*** Dataset excerpts ***

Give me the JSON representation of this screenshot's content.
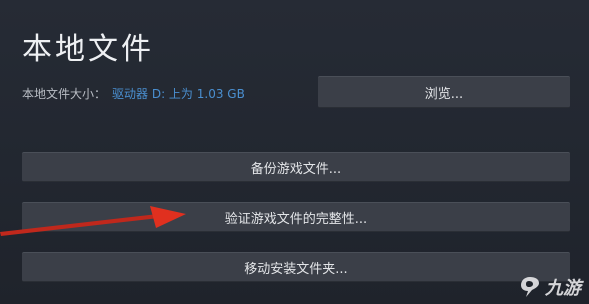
{
  "title": "本地文件",
  "size_label": "本地文件大小：",
  "size_value": "驱动器 D: 上为 1.03 GB",
  "buttons": {
    "browse": "浏览...",
    "backup": "备份游戏文件...",
    "verify": "验证游戏文件的完整性...",
    "move": "移动安装文件夹..."
  },
  "watermark": "九游",
  "colors": {
    "background": "#232831",
    "button": "#3b3f48",
    "link_blue": "#4a8fd0",
    "arrow_red": "#d42b1e"
  },
  "icons": {
    "watermark_logo": "jiuyou-logo-icon",
    "annotation_arrow": "red-arrow-icon"
  }
}
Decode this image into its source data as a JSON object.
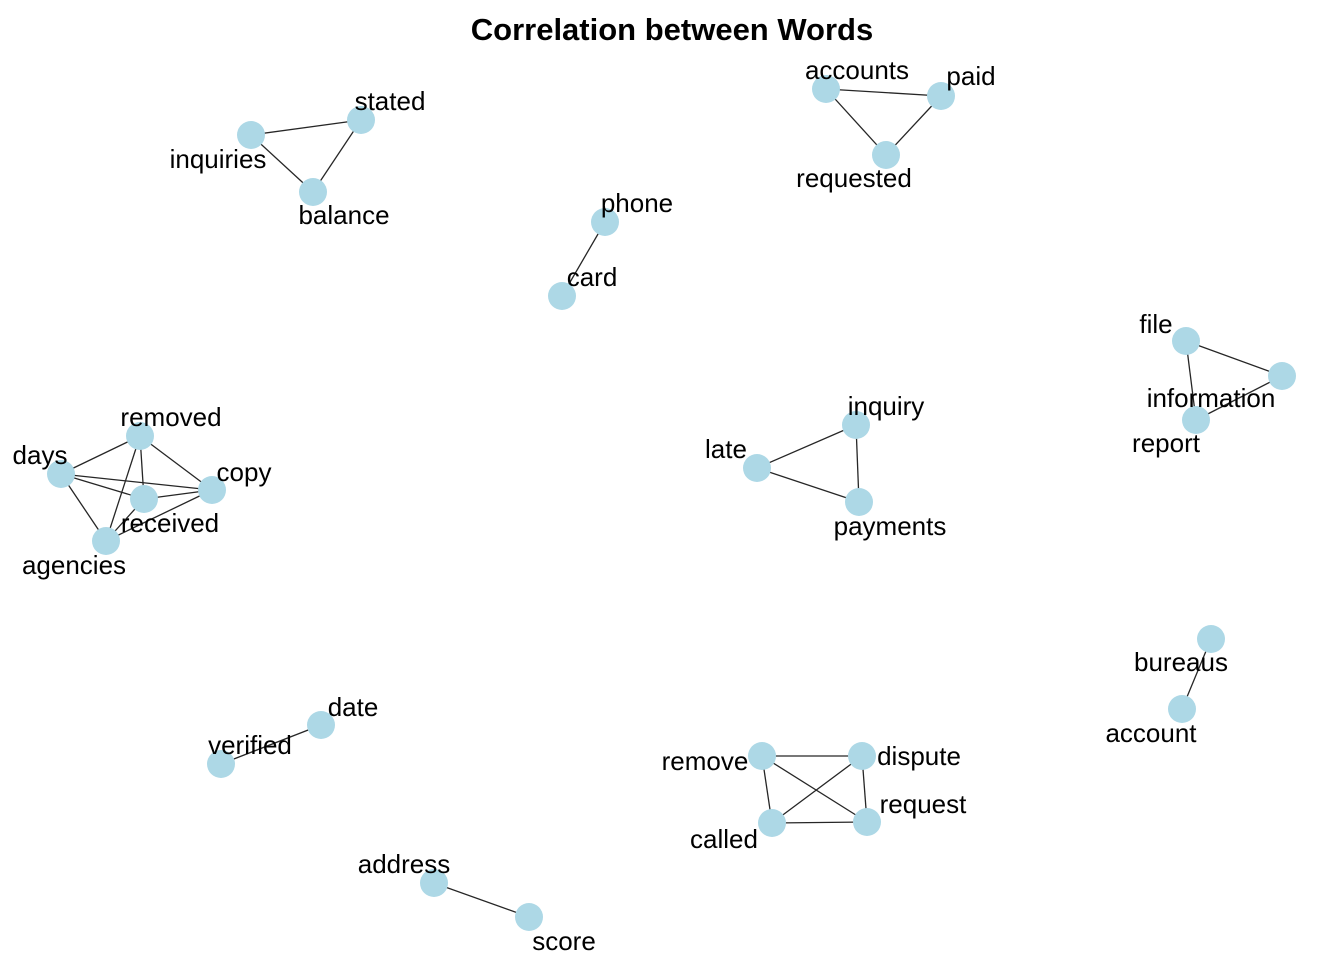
{
  "title": "Correlation between Words",
  "colors": {
    "node_fill": "#add8e6",
    "edge": "#262626",
    "text": "#000000",
    "background": "#ffffff"
  },
  "nodes": [
    {
      "id": "inquiries",
      "label": "inquiries"
    },
    {
      "id": "stated",
      "label": "stated"
    },
    {
      "id": "balance",
      "label": "balance"
    },
    {
      "id": "accounts",
      "label": "accounts"
    },
    {
      "id": "paid",
      "label": "paid"
    },
    {
      "id": "requested",
      "label": "requested"
    },
    {
      "id": "phone",
      "label": "phone"
    },
    {
      "id": "card",
      "label": "card"
    },
    {
      "id": "file",
      "label": "file"
    },
    {
      "id": "information",
      "label": "information"
    },
    {
      "id": "report",
      "label": "report"
    },
    {
      "id": "removed",
      "label": "removed"
    },
    {
      "id": "days",
      "label": "days"
    },
    {
      "id": "copy",
      "label": "copy"
    },
    {
      "id": "received",
      "label": "received"
    },
    {
      "id": "agencies",
      "label": "agencies"
    },
    {
      "id": "inquiry",
      "label": "inquiry"
    },
    {
      "id": "late",
      "label": "late"
    },
    {
      "id": "payments",
      "label": "payments"
    },
    {
      "id": "bureaus",
      "label": "bureaus"
    },
    {
      "id": "account",
      "label": "account"
    },
    {
      "id": "date",
      "label": "date"
    },
    {
      "id": "verified",
      "label": "verified"
    },
    {
      "id": "remove",
      "label": "remove"
    },
    {
      "id": "dispute",
      "label": "dispute"
    },
    {
      "id": "request",
      "label": "request"
    },
    {
      "id": "called",
      "label": "called"
    },
    {
      "id": "address",
      "label": "address"
    },
    {
      "id": "score",
      "label": "score"
    }
  ],
  "edges": [
    [
      "inquiries",
      "stated"
    ],
    [
      "inquiries",
      "balance"
    ],
    [
      "stated",
      "balance"
    ],
    [
      "accounts",
      "paid"
    ],
    [
      "accounts",
      "requested"
    ],
    [
      "paid",
      "requested"
    ],
    [
      "phone",
      "card"
    ],
    [
      "file",
      "information"
    ],
    [
      "file",
      "report"
    ],
    [
      "information",
      "report"
    ],
    [
      "days",
      "removed"
    ],
    [
      "days",
      "copy"
    ],
    [
      "days",
      "received"
    ],
    [
      "days",
      "agencies"
    ],
    [
      "removed",
      "copy"
    ],
    [
      "removed",
      "received"
    ],
    [
      "removed",
      "agencies"
    ],
    [
      "copy",
      "received"
    ],
    [
      "copy",
      "agencies"
    ],
    [
      "received",
      "agencies"
    ],
    [
      "late",
      "inquiry"
    ],
    [
      "late",
      "payments"
    ],
    [
      "inquiry",
      "payments"
    ],
    [
      "bureaus",
      "account"
    ],
    [
      "date",
      "verified"
    ],
    [
      "remove",
      "dispute"
    ],
    [
      "remove",
      "request"
    ],
    [
      "remove",
      "called"
    ],
    [
      "dispute",
      "request"
    ],
    [
      "dispute",
      "called"
    ],
    [
      "called",
      "request"
    ],
    [
      "address",
      "score"
    ]
  ]
}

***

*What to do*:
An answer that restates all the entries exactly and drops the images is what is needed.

*Finished exercise*:
Give me the JSON representation of this screenshot's content.
{
  "title": "本地文件",
  "size_label": "本地文件大小：",
  "size_value": "驱动器 D: 上为 1.03 GB",
  "buttons": {
    "browse": "浏览...",
    "backup": "备份游戏文件...",
    "verify": "验证游戏文件的完整性...",
    "move": "移动安装文件夹..."
  },
  "watermark": "九游",
  "colors": {
    "background": "#232831",
    "button": "#3b3f48",
    "link_blue": "#4a8fd0",
    "arrow_red": "#d42b1e"
  },
  "icons": {
    "watermark_logo": "jiuyou-logo-icon",
    "annotation_arrow": "red-arrow-icon"
  }
}
Decode this image into its source data as a JSON object.
{
  "title": "Correlation between Words",
  "colors": {
    "node_fill": "#add8e6",
    "edge": "#262626",
    "text": "#000000",
    "background": "#ffffff"
  },
  "nodes": [
    {
      "id": "inquiries",
      "label": "inquiries"
    },
    {
      "id": "stated",
      "label": "stated"
    },
    {
      "id": "balance",
      "label": "balance"
    },
    {
      "id": "accounts",
      "label": "accounts"
    },
    {
      "id": "paid",
      "label": "paid"
    },
    {
      "id": "requested",
      "label": "requested"
    },
    {
      "id": "phone",
      "label": "phone"
    },
    {
      "id": "card",
      "label": "card"
    },
    {
      "id": "file",
      "label": "file"
    },
    {
      "id": "information",
      "label": "information"
    },
    {
      "id": "report",
      "label": "report"
    },
    {
      "id": "removed",
      "label": "removed"
    },
    {
      "id": "days",
      "label": "days"
    },
    {
      "id": "copy",
      "label": "copy"
    },
    {
      "id": "received",
      "label": "received"
    },
    {
      "id": "agencies",
      "label": "agencies"
    },
    {
      "id": "inquiry",
      "label": "inquiry"
    },
    {
      "id": "late",
      "label": "late"
    },
    {
      "id": "payments",
      "label": "payments"
    },
    {
      "id": "bureaus",
      "label": "bureaus"
    },
    {
      "id": "account",
      "label": "account"
    },
    {
      "id": "date",
      "label": "date"
    },
    {
      "id": "verified",
      "label": "verified"
    },
    {
      "id": "remove",
      "label": "remove"
    },
    {
      "id": "dispute",
      "label": "dispute"
    },
    {
      "id": "request",
      "label": "request"
    },
    {
      "id": "called",
      "label": "called"
    },
    {
      "id": "address",
      "label": "address"
    },
    {
      "id": "score",
      "label": "score"
    }
  ],
  "edges": [
    [
      "inquiries",
      "stated"
    ],
    [
      "inquiries",
      "balance"
    ],
    [
      "stated",
      "balance"
    ],
    [
      "accounts",
      "paid"
    ],
    [
      "accounts",
      "requested"
    ],
    [
      "paid",
      "requested"
    ],
    [
      "phone",
      "card"
    ],
    [
      "file",
      "information"
    ],
    [
      "file",
      "report"
    ],
    [
      "information",
      "report"
    ],
    [
      "days",
      "removed"
    ],
    [
      "days",
      "copy"
    ],
    [
      "days",
      "received"
    ],
    [
      "days",
      "agencies"
    ],
    [
      "removed",
      "copy"
    ],
    [
      "removed",
      "received"
    ],
    [
      "removed",
      "agencies"
    ],
    [
      "copy",
      "received"
    ],
    [
      "copy",
      "agencies"
    ],
    [
      "received",
      "agencies"
    ],
    [
      "late",
      "inquiry"
    ],
    [
      "late",
      "payments"
    ],
    [
      "inquiry",
      "payments"
    ],
    [
      "bureaus",
      "account"
    ],
    [
      "date",
      "verified"
    ],
    [
      "remove",
      "dispute"
    ],
    [
      "remove",
      "request"
    ],
    [
      "remove",
      "called"
    ],
    [
      "dispute",
      "request"
    ],
    [
      "dispute",
      "called"
    ],
    [
      "called",
      "request"
    ],
    [
      "address",
      "score"
    ]
  ]
}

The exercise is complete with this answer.